== Data in this exercise

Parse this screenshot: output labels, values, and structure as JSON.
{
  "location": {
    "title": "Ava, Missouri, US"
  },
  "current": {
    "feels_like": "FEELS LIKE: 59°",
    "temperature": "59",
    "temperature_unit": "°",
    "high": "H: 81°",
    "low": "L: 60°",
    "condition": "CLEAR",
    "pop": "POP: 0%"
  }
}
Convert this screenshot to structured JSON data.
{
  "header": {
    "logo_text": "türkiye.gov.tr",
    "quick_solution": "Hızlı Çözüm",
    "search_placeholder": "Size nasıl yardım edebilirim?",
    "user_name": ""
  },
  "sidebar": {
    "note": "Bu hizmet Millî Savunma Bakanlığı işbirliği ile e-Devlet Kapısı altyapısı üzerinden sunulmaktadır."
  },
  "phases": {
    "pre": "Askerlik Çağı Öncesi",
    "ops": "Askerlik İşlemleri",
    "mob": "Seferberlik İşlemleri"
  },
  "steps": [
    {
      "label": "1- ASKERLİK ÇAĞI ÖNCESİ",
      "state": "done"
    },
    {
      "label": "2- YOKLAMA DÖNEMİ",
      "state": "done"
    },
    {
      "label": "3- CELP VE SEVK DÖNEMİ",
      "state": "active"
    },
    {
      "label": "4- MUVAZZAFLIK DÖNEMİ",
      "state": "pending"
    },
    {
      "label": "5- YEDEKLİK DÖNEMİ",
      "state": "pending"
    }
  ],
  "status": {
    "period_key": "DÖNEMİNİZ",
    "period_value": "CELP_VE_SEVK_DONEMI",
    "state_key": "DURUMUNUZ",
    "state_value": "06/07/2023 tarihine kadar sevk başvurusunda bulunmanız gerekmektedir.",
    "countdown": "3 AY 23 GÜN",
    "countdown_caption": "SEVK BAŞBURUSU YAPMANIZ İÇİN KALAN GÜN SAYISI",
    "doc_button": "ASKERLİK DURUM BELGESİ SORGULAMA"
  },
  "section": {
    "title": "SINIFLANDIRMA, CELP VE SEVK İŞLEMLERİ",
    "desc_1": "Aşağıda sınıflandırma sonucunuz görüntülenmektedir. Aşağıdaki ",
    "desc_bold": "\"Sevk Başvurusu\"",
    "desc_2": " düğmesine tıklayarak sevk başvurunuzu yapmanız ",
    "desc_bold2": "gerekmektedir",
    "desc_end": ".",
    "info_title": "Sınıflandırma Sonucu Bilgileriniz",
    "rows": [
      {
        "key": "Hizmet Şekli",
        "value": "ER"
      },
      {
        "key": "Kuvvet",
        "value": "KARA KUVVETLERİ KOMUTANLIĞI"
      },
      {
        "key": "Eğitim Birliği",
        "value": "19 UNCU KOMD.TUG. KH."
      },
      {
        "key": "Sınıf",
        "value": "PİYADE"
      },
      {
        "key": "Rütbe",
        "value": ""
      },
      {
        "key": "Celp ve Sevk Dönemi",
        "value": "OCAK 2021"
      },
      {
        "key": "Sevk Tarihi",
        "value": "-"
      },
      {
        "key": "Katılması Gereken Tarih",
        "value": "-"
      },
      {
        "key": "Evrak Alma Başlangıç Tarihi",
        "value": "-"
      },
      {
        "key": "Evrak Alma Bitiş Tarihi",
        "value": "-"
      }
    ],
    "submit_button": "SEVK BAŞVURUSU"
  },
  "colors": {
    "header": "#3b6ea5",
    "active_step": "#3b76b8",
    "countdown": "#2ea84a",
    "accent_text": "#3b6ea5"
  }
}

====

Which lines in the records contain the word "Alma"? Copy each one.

        "key": "Evrak Alma Başlangıç Tarihi",
        "key": "Evrak Alma Bitiş Tarihi",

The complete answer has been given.